Monday, July 19, 2010

Real Work

Counterintuitive and very important advice from Ramit Sethi.

Let’s say you were to start a small business – what do you do first? Think of all the things that you need to do: find a name, get a logo, register a domain, create a website... the list could go on forever. You could prioritize and figure out what is most important but as is anyone’s nature you would probably start doing the easy stuff first. It’s easy to think up a name, create a logo, set up a website, get on Facebook, get on Twitter - and you had to do those things at some point anyways, so why not do them right now and get them out of the way? You might think that it’s okay that you’re setting up a Facebook page because even though it might not be your highest priority at the moment, you’re still advancing towards the end goal, right? Problem is, there's an opportunity cost associated with not working on the highest priority item. "It can't hurt" doesn't apply because you're losing valuable time that could be spent on something else that's more important.

OK, I want to get three clients. What is it going to take to get there? And notice you’re going to need to say, “I need to get in my customer’s head, I need to come up with a proposal,” etc.

None of those things indicates you need a blog or you need a social media presence. So by starting off fresh, you can actually cut things down relentlessly. And that also helps you simplify your business. That’s so important. Ask yourself with each step, “If I didn’t do this, would it prevent me from getting started?” 99% of the time, you’ll find out that no, I can still do it without this.
The important stuff is usually the hard stuff. It’s easier to start on the easy stuff, to say “let’s eat lunch first,” check email, check Facebook, check whatever. It’s easier to not get started. That’s the eternal struggle. We're inherently lazy but you can cultivate a mindset of doing the tough things and getting the important work done.

It's tough to create but you want that mindset – it is absolutely golden when you jump right in to the real work when faced with a tough task.

Robin Hanson:
…as a blog author, while I realize that blog posts can be part of a balanced intellectual diet, I worry that I tempt readers to fill their intellectual diet with too much of the fashionably new, relative to the old and intellectually nutritious. Until you reach the state of the art, and are ready to be at the very forefront of advancing human knowledge, most of what you should read to get to that forefront isn’t today’s news, or even today’s blogger musings. Read classic books and articles, textbooks, review articles. Then maybe read focused publications (including perhaps some blog posts) on your chosen focus topic(s).
Of course you should allow yourself some breaks and leisure. And my blog can be part of such leisure. But never confuse leisure that makes you sweat with work.
Are you networking or are you just sending emails? Are you writing posts that are going to be just as relevant a year from now or are you riffing about the day-to-day? Are you going through the motions or are you actually advancing towards your goals? Constantly ask yourself those questions.

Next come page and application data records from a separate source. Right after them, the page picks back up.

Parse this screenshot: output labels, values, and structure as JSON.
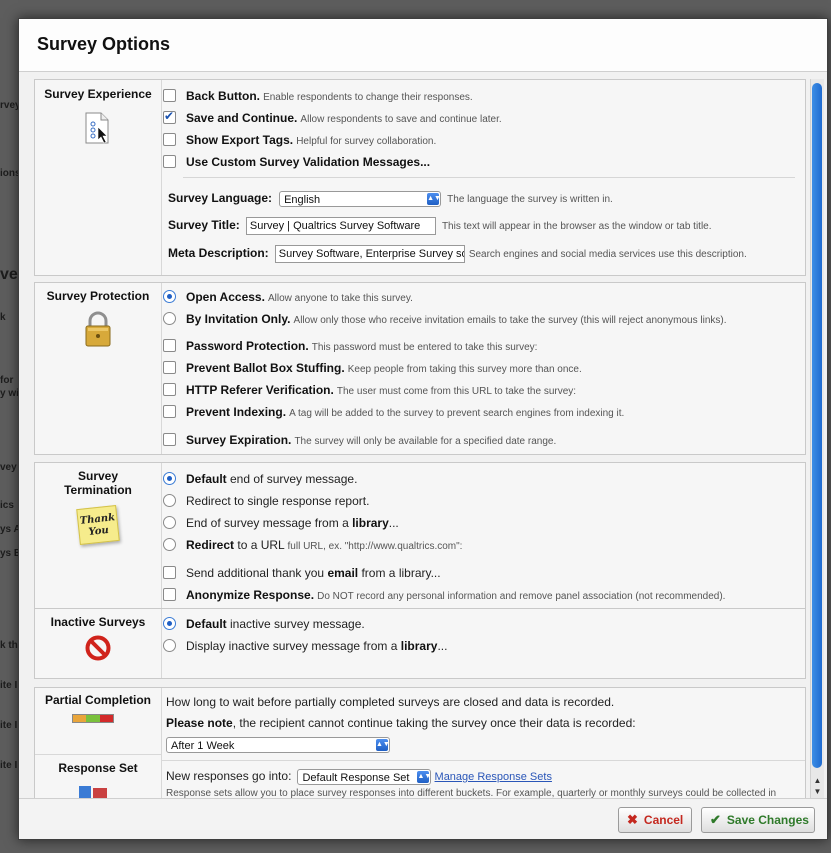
{
  "background": {
    "fragments": [
      "rvey",
      "ions",
      "ve",
      "k",
      "for",
      "y wi",
      "vey",
      "ics",
      "ys A",
      "ys B",
      "k th",
      "ite I",
      "ite I",
      "ite I"
    ]
  },
  "dialog": {
    "title": "Survey Options"
  },
  "experience": {
    "title": "Survey Experience",
    "options": [
      {
        "label": "Back Button.",
        "desc": "Enable respondents to change their responses.",
        "checked": false
      },
      {
        "label": "Save and Continue.",
        "desc": "Allow respondents to save and continue later.",
        "checked": true
      },
      {
        "label": "Show Export Tags.",
        "desc": "Helpful for survey collaboration.",
        "checked": false
      },
      {
        "label": "Use Custom Survey Validation Messages...",
        "desc": "",
        "checked": false
      }
    ],
    "language": {
      "label": "Survey Language:",
      "value": "English",
      "desc": "The language the survey is written in."
    },
    "survey_title": {
      "label": "Survey Title:",
      "value": "Survey | Qualtrics Survey Software",
      "desc": "This text will appear in the browser as the window or tab title."
    },
    "meta": {
      "label": "Meta Description:",
      "value": "Survey Software, Enterprise Survey softw",
      "desc": "Search engines and social media services use this description."
    }
  },
  "protection": {
    "title": "Survey Protection",
    "radios": [
      {
        "label": "Open Access.",
        "desc": "Allow anyone to take this survey.",
        "checked": true
      },
      {
        "label": "By Invitation Only.",
        "desc": "Allow only those who receive invitation emails to take the survey (this will reject anonymous links).",
        "checked": false
      }
    ],
    "checks": [
      {
        "label": "Password Protection.",
        "desc": "This password must be entered to take this survey:"
      },
      {
        "label": "Prevent Ballot Box Stuffing.",
        "desc": "Keep people from taking this survey more than once."
      },
      {
        "label": "HTTP Referer Verification.",
        "desc": "The user must come from this URL to take the survey:"
      },
      {
        "label": "Prevent Indexing.",
        "desc": "A tag will be added to the survey to prevent search engines from indexing it."
      },
      {
        "label": "Survey Expiration.",
        "desc": "The survey will only be available for a specified date range."
      }
    ]
  },
  "termination": {
    "title_line1": "Survey",
    "title_line2": "Termination",
    "icon_text_1": "Thank",
    "icon_text_2": "You",
    "radios": [
      {
        "bold": "Default",
        "rest": " end of survey message.",
        "checked": true
      },
      {
        "bold": "",
        "rest": "Redirect to single response report.",
        "checked": false
      },
      {
        "pre": "End of survey message from a ",
        "bold": "library",
        "rest": "...",
        "checked": false
      },
      {
        "bold": "Redirect",
        "rest": " to a URL",
        "desc": " full URL, ex. \"http://www.qualtrics.com\":",
        "checked": false
      }
    ],
    "email": {
      "pre": "Send additional thank you ",
      "bold": "email",
      "rest": " from a library..."
    },
    "anonymize": {
      "label": "Anonymize Response.",
      "desc": "Do NOT record any personal information and remove panel association (not recommended)."
    }
  },
  "inactive": {
    "title": "Inactive Surveys",
    "radios": [
      {
        "bold": "Default",
        "rest": " inactive survey message.",
        "checked": true
      },
      {
        "pre": "Display inactive survey message from a ",
        "bold": "library",
        "rest": "...",
        "checked": false
      }
    ]
  },
  "partial": {
    "title": "Partial Completion",
    "line1": "How long to wait before partially completed surveys are closed and data is recorded.",
    "note_bold": "Please note",
    "note_rest": ", the recipient cannot continue taking the survey once their data is recorded:",
    "select": "After 1 Week"
  },
  "response_set": {
    "title": "Response Set",
    "label": "New responses go into:",
    "select": "Default Response Set",
    "link": "Manage Response Sets",
    "desc": "Response sets allow you to place survey responses into different buckets. For example, quarterly or monthly surveys could be collected in"
  },
  "footer": {
    "cancel": "Cancel",
    "save": "Save Changes"
  }
}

See also: Colin Marshall - Cargo Cult Creation

1 comment:

  1. As Mr. Jobs himself said, "I don't want to see us descend into a nation of bloggers."

    Great post!